> **WHAT YOU ARE ASKED TO DO**:
In the listing that follows, copy out each line that includes the word "ffffff".

────────────────

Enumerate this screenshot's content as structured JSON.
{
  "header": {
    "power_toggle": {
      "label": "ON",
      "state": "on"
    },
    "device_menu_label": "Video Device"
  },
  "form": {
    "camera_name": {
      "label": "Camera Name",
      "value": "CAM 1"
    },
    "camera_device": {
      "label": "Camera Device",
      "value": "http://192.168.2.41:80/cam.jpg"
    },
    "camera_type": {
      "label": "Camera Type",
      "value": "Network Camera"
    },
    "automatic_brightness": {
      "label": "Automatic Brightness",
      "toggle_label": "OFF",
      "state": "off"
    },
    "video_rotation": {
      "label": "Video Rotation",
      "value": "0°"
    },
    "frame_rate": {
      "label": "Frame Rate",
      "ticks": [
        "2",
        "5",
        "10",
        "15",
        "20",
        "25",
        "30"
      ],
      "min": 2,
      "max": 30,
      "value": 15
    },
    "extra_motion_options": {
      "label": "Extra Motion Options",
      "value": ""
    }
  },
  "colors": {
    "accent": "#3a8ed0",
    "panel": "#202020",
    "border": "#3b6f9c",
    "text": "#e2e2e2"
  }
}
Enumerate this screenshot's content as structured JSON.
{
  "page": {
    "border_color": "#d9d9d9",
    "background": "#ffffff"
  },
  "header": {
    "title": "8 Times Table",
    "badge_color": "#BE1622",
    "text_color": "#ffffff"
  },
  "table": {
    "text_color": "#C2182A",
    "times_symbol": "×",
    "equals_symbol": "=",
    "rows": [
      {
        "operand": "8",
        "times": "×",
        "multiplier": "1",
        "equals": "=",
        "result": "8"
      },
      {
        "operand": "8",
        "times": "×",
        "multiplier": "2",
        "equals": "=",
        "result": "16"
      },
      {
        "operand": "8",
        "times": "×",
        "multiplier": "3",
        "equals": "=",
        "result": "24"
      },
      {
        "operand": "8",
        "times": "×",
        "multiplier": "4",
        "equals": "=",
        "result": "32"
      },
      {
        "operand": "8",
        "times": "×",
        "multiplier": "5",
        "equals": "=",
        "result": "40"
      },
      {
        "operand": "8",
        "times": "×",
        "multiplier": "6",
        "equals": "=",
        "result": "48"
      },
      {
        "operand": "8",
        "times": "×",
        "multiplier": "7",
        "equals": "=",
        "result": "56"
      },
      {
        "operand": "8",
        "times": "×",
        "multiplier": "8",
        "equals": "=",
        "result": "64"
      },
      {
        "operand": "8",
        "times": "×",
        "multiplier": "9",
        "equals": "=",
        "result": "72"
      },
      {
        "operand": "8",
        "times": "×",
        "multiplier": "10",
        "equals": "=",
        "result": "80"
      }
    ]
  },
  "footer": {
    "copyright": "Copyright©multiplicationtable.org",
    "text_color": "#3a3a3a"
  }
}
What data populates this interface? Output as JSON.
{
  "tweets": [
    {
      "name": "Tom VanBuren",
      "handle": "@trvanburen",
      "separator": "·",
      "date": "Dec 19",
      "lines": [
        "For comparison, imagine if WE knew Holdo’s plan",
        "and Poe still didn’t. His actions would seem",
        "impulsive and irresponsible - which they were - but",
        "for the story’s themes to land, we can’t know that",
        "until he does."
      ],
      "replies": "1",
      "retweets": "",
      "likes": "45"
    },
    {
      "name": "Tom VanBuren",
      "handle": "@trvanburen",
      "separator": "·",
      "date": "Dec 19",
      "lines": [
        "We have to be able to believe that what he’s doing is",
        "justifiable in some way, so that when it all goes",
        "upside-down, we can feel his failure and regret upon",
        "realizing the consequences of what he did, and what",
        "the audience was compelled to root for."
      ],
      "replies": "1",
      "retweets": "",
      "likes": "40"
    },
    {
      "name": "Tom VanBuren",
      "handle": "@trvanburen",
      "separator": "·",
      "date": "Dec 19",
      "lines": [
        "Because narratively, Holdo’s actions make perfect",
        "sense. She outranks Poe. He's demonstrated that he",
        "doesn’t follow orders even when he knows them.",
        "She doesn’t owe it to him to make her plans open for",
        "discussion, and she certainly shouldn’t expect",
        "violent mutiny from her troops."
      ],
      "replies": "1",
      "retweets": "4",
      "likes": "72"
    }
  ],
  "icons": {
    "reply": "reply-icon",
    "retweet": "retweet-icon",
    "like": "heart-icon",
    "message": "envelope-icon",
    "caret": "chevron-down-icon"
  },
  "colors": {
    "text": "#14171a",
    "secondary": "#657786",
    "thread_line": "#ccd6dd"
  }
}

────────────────

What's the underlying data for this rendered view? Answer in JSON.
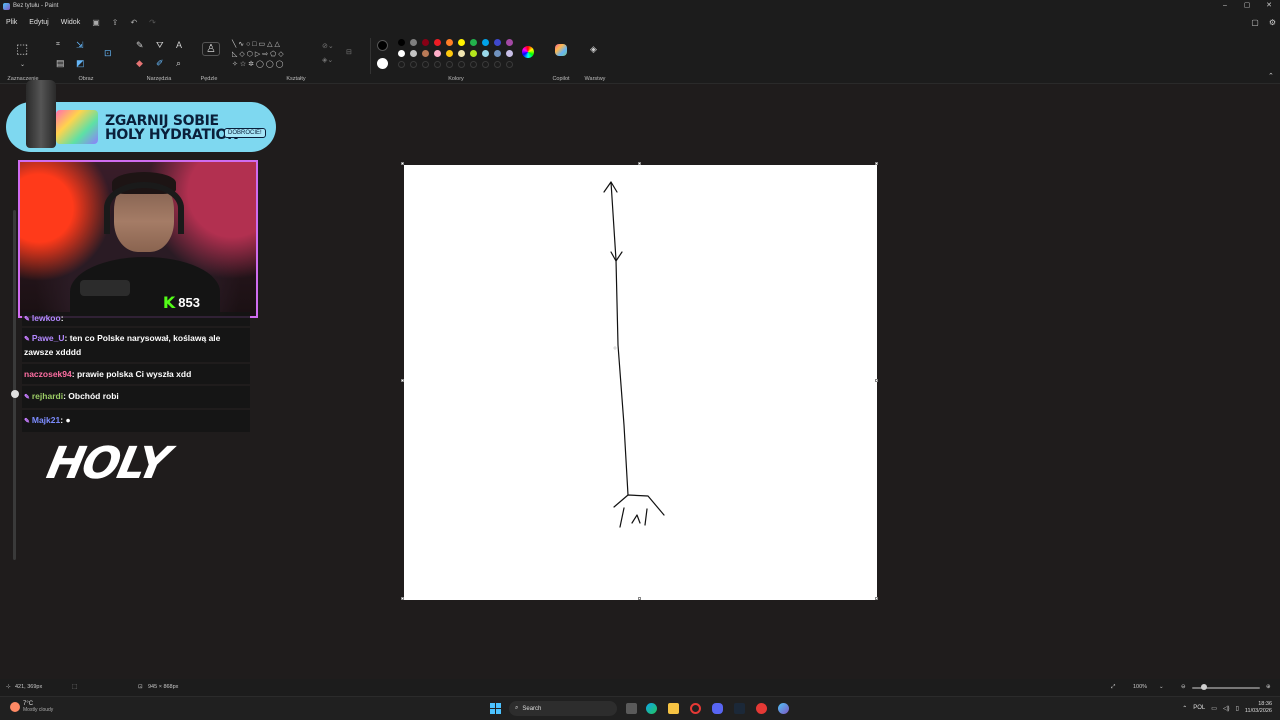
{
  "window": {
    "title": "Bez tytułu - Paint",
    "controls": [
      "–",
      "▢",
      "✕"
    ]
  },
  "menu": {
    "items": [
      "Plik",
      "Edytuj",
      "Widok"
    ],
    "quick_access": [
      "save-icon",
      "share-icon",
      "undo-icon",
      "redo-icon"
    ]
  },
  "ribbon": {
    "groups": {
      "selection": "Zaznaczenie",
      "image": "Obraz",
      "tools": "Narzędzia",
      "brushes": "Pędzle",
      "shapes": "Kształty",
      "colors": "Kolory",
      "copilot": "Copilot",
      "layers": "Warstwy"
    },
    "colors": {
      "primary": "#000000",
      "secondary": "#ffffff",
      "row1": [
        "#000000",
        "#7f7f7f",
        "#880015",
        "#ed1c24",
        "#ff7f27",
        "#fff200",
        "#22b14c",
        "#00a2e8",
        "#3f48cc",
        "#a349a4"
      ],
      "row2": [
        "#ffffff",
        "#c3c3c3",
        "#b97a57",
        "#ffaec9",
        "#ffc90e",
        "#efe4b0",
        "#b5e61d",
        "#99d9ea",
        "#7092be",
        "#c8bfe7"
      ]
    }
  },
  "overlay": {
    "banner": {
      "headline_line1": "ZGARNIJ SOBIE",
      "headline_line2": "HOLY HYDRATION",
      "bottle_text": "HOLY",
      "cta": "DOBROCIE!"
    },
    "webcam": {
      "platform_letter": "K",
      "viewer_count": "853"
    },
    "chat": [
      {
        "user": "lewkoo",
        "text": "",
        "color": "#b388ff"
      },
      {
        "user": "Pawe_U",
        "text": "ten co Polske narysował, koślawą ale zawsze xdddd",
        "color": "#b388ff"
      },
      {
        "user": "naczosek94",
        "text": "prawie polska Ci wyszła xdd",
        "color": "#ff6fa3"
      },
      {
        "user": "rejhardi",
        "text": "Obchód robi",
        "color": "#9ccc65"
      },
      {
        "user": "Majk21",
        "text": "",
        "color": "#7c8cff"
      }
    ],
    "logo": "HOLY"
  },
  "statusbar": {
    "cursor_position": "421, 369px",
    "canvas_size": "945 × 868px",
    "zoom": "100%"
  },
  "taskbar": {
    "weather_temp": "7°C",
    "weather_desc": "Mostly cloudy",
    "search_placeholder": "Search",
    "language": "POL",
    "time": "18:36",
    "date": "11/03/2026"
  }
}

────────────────

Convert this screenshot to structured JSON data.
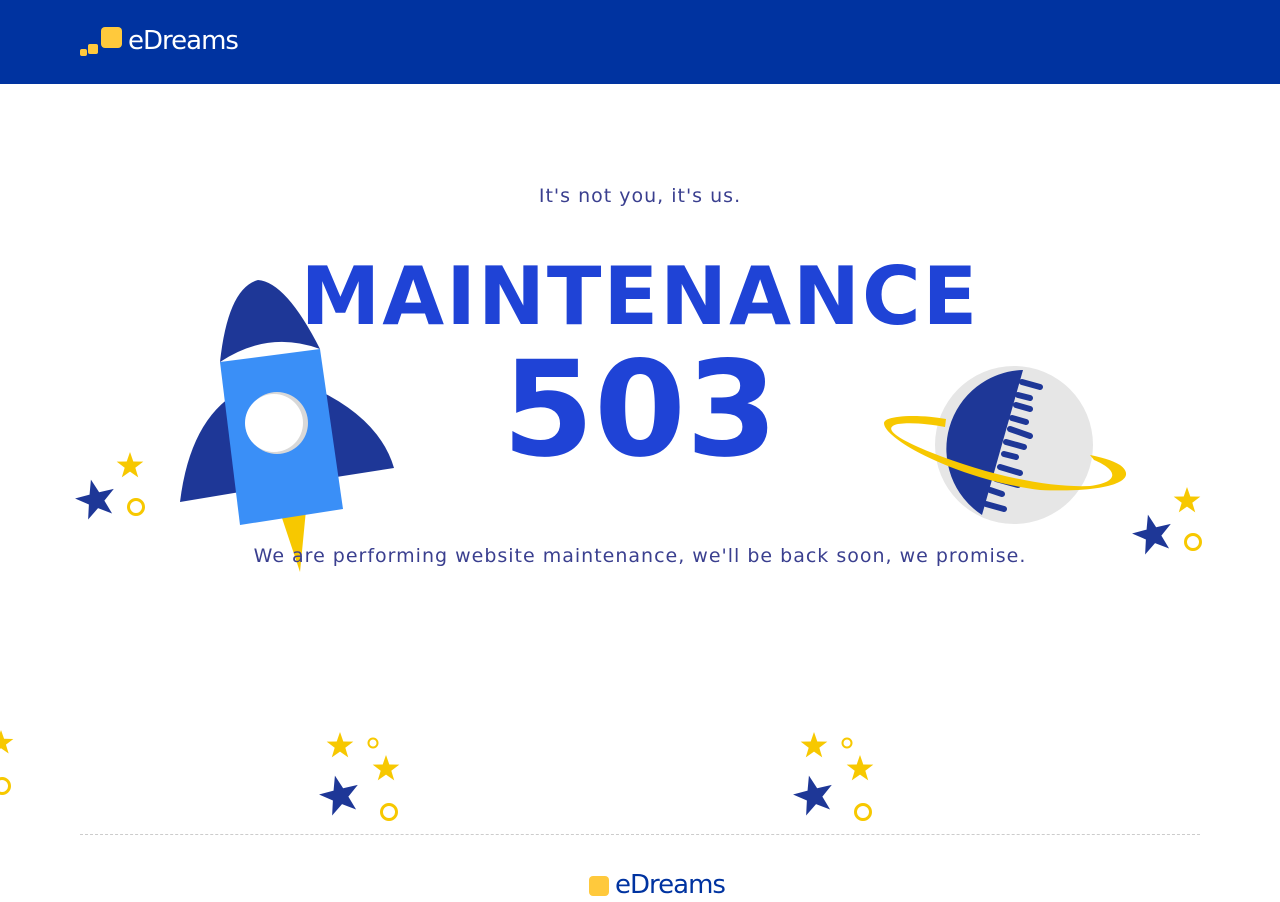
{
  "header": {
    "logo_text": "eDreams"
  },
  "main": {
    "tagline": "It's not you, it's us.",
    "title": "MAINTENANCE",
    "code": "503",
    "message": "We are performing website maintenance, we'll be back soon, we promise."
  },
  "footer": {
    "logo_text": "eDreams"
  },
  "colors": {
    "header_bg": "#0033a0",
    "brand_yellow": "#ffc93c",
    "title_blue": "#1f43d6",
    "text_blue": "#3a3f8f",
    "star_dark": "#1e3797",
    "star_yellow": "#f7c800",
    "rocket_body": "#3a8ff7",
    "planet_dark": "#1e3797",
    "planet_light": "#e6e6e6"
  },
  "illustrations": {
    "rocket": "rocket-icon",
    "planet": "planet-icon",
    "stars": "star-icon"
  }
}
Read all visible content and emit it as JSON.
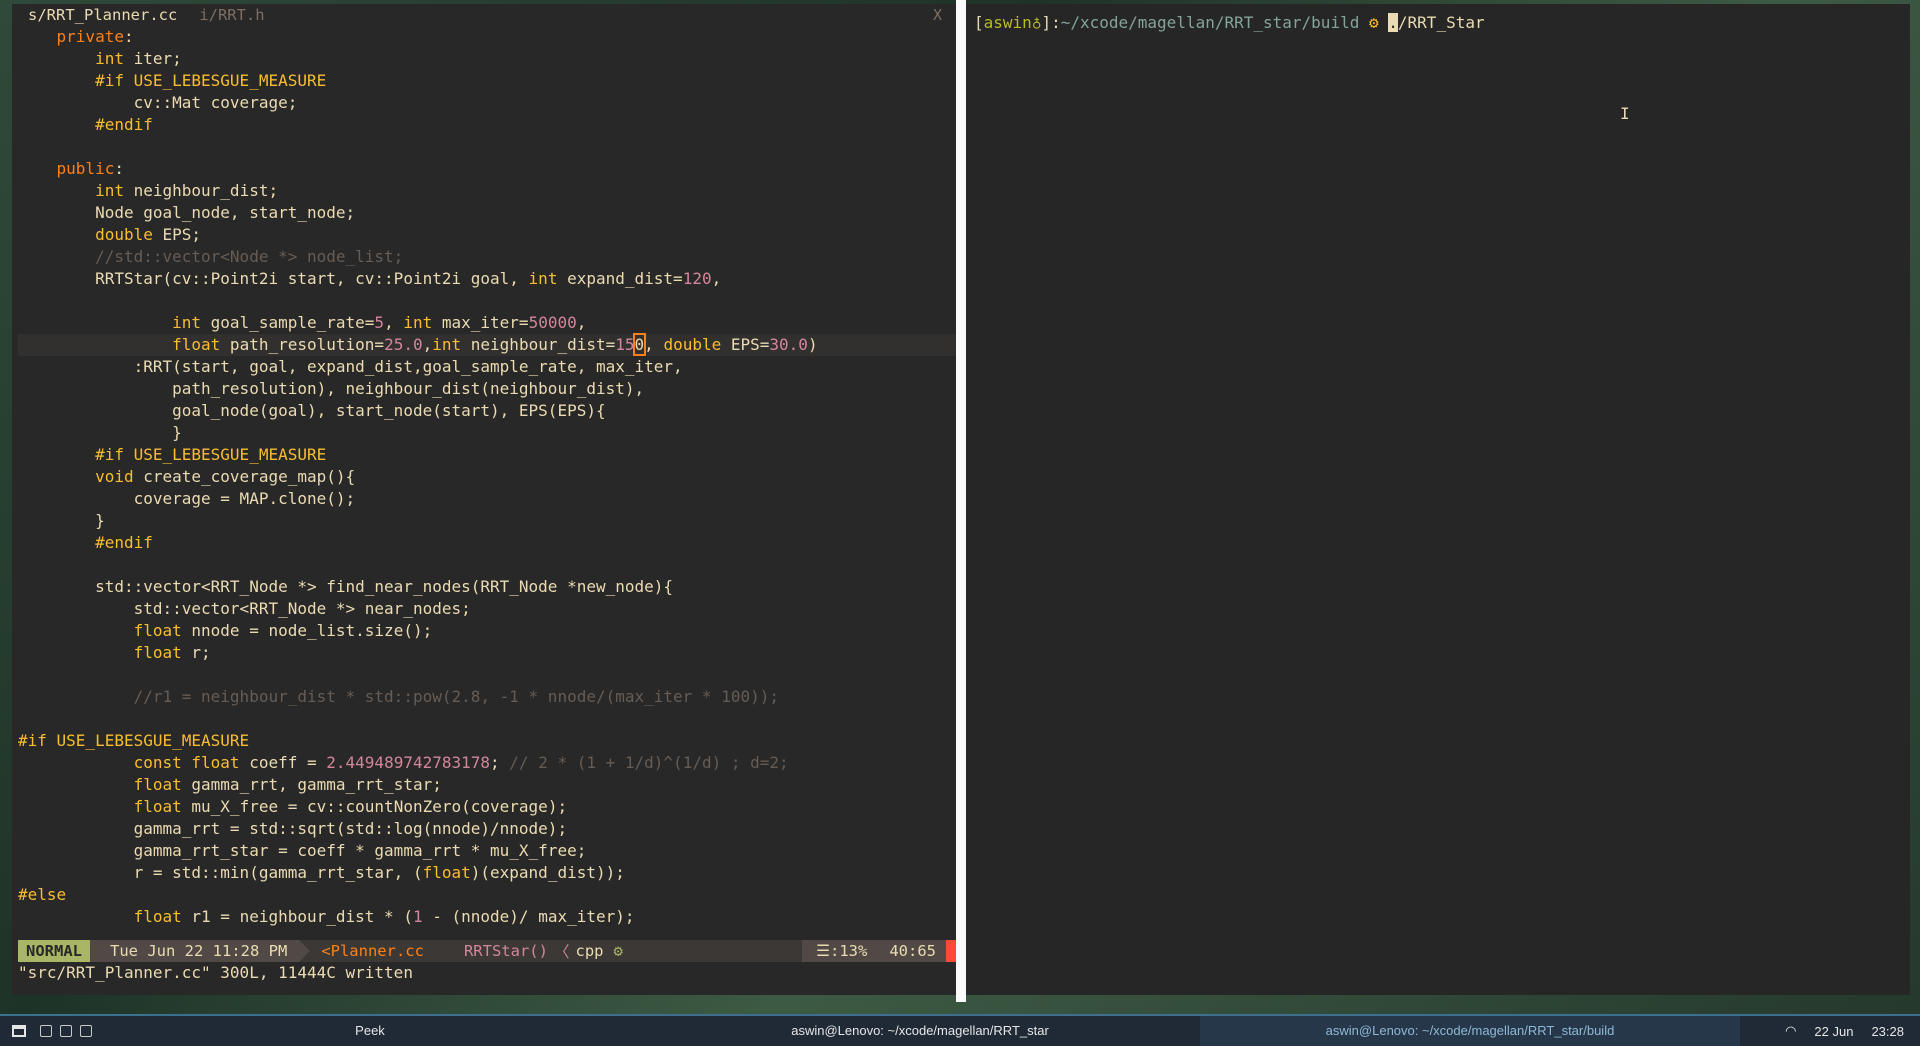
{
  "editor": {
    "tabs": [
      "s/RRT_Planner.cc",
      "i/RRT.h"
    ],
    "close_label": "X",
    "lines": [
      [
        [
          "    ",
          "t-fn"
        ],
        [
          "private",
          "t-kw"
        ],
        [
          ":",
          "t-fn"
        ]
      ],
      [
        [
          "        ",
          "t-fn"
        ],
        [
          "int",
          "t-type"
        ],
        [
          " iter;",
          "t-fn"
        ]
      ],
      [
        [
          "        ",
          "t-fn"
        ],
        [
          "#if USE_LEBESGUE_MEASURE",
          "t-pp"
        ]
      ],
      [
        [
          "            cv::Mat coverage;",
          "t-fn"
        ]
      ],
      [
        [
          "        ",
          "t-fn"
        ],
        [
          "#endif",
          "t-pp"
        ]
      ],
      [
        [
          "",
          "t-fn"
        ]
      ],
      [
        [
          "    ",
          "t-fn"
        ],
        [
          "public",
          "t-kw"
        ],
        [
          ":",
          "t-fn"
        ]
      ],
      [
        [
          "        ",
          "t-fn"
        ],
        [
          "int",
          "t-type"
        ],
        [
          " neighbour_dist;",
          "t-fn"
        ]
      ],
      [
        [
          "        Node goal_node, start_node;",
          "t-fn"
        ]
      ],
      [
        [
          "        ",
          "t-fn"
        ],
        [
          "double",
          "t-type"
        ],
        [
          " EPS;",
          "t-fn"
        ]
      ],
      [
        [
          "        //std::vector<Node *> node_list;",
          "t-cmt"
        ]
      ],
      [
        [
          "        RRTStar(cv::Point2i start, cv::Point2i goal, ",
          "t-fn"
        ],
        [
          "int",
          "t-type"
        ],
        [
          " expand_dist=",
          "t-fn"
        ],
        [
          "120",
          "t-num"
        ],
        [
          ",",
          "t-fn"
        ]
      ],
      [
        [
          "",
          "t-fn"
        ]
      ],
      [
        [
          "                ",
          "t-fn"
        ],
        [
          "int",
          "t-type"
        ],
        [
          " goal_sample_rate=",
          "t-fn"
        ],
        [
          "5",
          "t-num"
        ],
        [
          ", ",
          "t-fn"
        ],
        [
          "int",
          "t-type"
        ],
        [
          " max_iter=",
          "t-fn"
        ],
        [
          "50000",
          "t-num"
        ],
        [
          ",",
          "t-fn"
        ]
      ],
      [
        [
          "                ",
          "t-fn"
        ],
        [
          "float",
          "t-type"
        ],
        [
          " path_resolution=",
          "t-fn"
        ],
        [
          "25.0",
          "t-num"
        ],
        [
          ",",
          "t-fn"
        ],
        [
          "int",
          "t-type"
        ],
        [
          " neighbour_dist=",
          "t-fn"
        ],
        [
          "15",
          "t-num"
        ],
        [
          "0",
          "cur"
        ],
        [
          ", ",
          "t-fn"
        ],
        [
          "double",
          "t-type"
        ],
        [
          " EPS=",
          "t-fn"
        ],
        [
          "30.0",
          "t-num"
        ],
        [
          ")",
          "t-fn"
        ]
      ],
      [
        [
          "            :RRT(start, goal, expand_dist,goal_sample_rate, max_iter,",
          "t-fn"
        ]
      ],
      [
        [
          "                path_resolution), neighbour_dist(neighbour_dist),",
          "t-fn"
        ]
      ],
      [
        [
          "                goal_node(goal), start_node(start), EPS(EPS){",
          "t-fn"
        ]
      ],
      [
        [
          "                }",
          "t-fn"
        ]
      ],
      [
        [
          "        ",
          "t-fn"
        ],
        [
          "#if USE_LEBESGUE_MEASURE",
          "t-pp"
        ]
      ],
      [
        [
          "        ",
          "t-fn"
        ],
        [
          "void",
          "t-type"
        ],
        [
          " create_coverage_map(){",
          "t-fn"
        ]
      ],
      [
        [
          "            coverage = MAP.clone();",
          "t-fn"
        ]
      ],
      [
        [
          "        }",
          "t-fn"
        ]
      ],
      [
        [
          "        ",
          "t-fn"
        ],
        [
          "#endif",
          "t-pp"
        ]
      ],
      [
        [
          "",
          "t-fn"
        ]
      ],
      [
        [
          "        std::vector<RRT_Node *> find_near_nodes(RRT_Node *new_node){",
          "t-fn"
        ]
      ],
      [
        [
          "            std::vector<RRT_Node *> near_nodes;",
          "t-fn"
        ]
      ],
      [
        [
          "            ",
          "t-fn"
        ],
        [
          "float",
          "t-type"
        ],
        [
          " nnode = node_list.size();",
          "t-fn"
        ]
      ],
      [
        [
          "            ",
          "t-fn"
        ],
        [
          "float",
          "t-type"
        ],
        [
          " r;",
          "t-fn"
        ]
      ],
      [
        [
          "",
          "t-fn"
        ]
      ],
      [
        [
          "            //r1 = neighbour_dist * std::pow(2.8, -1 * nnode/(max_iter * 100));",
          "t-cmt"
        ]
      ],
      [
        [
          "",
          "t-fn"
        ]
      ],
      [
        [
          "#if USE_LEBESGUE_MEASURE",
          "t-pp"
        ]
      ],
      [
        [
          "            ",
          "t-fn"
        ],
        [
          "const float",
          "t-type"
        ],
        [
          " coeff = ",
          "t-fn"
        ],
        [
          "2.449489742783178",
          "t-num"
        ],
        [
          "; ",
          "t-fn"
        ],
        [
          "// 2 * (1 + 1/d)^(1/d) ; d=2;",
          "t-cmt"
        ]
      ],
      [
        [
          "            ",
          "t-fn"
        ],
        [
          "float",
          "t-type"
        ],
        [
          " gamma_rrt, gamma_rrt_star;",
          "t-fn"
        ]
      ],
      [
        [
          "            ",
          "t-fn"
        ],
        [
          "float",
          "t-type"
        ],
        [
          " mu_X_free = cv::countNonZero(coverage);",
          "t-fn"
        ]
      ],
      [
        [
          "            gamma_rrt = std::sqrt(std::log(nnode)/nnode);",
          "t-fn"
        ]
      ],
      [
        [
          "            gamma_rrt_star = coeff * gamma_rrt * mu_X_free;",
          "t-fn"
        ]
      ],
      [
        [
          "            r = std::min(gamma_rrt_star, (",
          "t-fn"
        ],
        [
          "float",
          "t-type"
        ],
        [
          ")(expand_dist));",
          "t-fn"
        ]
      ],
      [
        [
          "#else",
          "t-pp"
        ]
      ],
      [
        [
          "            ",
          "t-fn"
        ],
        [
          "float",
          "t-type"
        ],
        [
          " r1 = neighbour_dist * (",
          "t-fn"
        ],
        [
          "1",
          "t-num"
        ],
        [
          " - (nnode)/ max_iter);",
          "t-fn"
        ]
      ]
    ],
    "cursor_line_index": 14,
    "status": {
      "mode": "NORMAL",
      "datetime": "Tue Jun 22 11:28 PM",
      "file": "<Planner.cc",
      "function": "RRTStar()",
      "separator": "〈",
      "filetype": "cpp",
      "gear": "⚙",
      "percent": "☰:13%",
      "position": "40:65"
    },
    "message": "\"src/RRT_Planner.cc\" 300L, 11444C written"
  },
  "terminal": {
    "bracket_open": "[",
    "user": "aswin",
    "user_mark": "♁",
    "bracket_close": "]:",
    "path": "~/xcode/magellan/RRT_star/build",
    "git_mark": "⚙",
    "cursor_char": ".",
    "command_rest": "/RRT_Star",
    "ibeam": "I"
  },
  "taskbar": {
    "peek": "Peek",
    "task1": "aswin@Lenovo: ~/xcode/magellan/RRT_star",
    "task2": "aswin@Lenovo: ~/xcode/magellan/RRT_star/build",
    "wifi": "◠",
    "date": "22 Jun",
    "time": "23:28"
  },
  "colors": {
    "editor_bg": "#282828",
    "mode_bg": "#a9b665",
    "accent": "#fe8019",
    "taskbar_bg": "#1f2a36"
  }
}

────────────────

> **EXERCISE OUTPUT**:
    "background": "#ffffff"
    "text_color": "#ffffff"
      "secondary": "#ffffff",
        "#ffffff",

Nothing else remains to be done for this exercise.